Together these studies suggest, Tsai reasoned, “that, at least in the short term, being exposed to a certain kind of content influences a child’s affective preferences.” And, although it remains an inference, she imagines that the same thing happens to a much greater degree as children grow up in a particular culture—the more they see happiness represented as either a low or high arousal emotion, the more they wish for that kind of happiness themselves.

A Theory of Affect Valuation.

Further content studies of cultural products (such as the faces of people in women’s magazines) have shown that differences in the depiction of happiness hold true throughout Asian and Western cultures. They’re even there, it turns out, when you examine the content of cultural bedrocks such as classic religious texts like the Bible or the Buddhist sutras. So what could account for these long-lived differences in the kinds of happiness, or ideal affect, that people in different cultures are looking to pursue?

Tsai’s supposition is that it’s a reflection of long-held cultural differences in interpersonal goals. Research by Stanford’s Hazel Markus has shown that American culture puts an emphasis on influencing others or influencing your environment. “And, in order to influence your environment or influence other people,” noted Tsai, “you have to act on your environment or act on other people, and action requires high arousal states.” In contrast, she said, “in many collectivistic contexts, like many East Asian cultures, the emphasis is really on adjusting to others.
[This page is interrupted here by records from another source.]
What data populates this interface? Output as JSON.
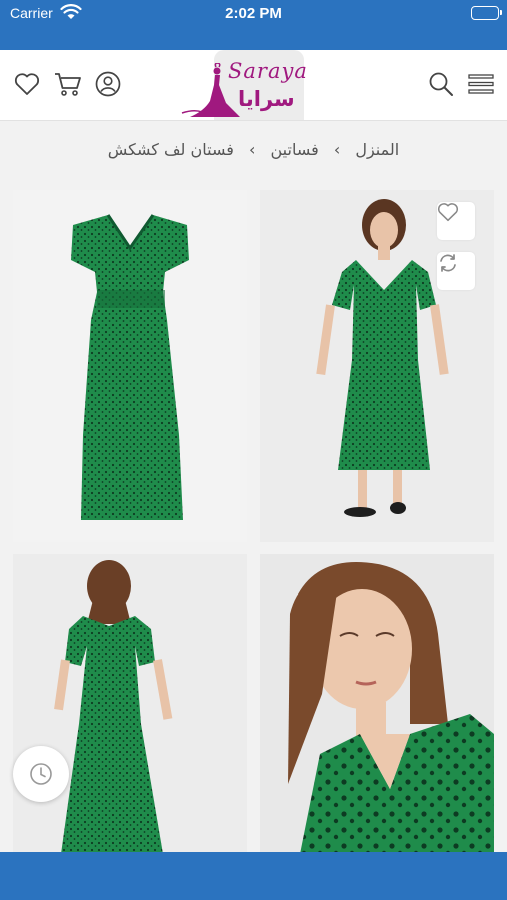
{
  "status_bar": {
    "carrier": "Carrier",
    "time": "2:02 PM",
    "icons": [
      "wifi-icon",
      "battery-icon"
    ]
  },
  "header": {
    "logo": {
      "latin": "Saraya",
      "arabic": "سرايا"
    },
    "icons": [
      "heart-icon",
      "cart-icon",
      "user-icon",
      "search-icon",
      "menu-icon"
    ]
  },
  "breadcrumb": {
    "items": [
      "المنزل",
      "فساتين",
      "فستان لف كشكش"
    ],
    "separator": "›"
  },
  "gallery": {
    "images": [
      {
        "name": "dress-front-image",
        "subject": "green polka-dot maxi dress, flat product shot"
      },
      {
        "name": "dress-model-front-image",
        "subject": "model wearing the green dress, front view"
      },
      {
        "name": "dress-model-back-image",
        "subject": "model wearing the green dress, back view"
      },
      {
        "name": "dress-model-closeup-image",
        "subject": "close-up portrait of model in the green dress"
      }
    ],
    "actions": [
      "heart-icon",
      "compare-icon"
    ]
  },
  "floating": {
    "icon": "clock-icon"
  },
  "colors": {
    "brand_blue": "#2b73bf",
    "logo_magenta": "#a0197f",
    "dress_green": "#1e8a4a",
    "background": "#f2f2f2"
  }
}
So, you change your own needs to fit with those of others. That requires assessing what other people want, and in order to assess what other people want, you have to suspend action, and the suspension of action is associated with a decrease in arousal.”
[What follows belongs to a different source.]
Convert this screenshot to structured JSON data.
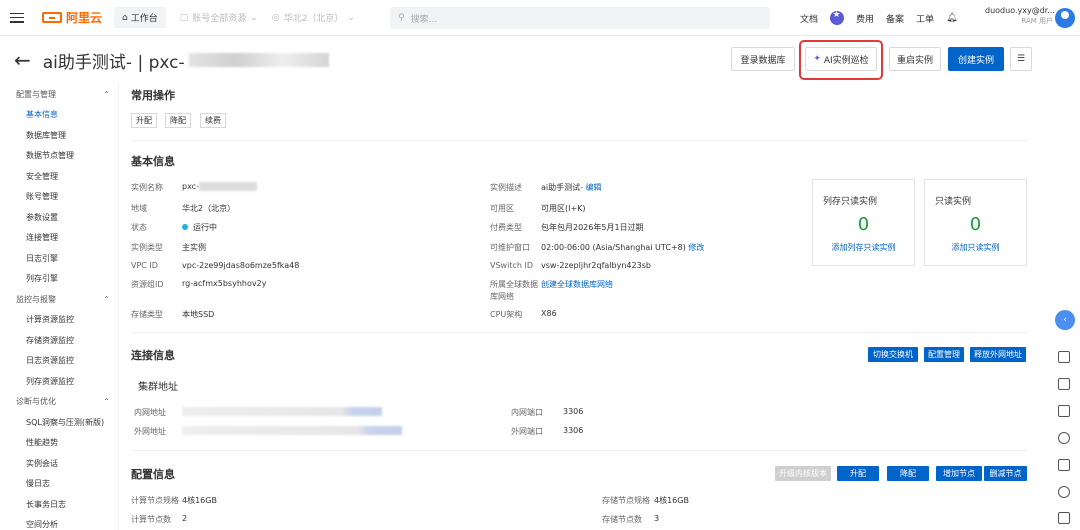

Subsequent laboratory studies have supported this explanation and suggest that it has power as a theoretical framework—in the form of what Tsai has dubbed Affect Valuation Theory—a theory that, if valid, has implications for a number of things important to our everyday lives. One example is what it might tell us about what we do to make ourselves feel better—what psychologists call “mood-producing behavior.” Take vacations. A number of studies have shown that cultural differences exist between what people of different cultures choose to do on a vacation to feel good (wanting to relax on a beach versus trekking through the rain forest, for example). However, explained Tsai, “there’s never been a really good theory about why this is true. We argue that it’s in part due to ideal affect.”  If you know how people define happiness, in other words, you’ll be able to predict their ideal vacation.

An Impact on Health.

Ideal affect might also have important implications for how we define health and happiness. Tsai’s most recent research has shown that American measures of well-being and happiness, perhaps not surprisingly, are defined in terms of excitement states.“That,” Tsai argued, “would be fine if they were only used in American culture with European-American samples. But, they’re actually used internationally, and this illustrates a cultural bias in terms of how people are defining happiness and well-being.” Depression, she pointed out, is often defined in terms of an absence of positive emotional states. But if you are defining positive emotional states only as excitement states, you’re potentially bringing a cultural bias to your clinical definitions of depression. Affect Valuation Theory might even improve the effectiveness of different clinical treatments by targeting a patient’s ideal affect, Tsai suggested. “Bipolar patients in the United States are notorious for not complying with their Lithium treatment,” she explained, “because the Lithium treatment brings them from their high manic state to a lower calm state, and who wants that in American culture?” But in Hong Kong, she said, bipolar patients have much lower non-compliance rates. “And we predict that that’s because the Lithium treatment is bringing them to the culturally desirable state.”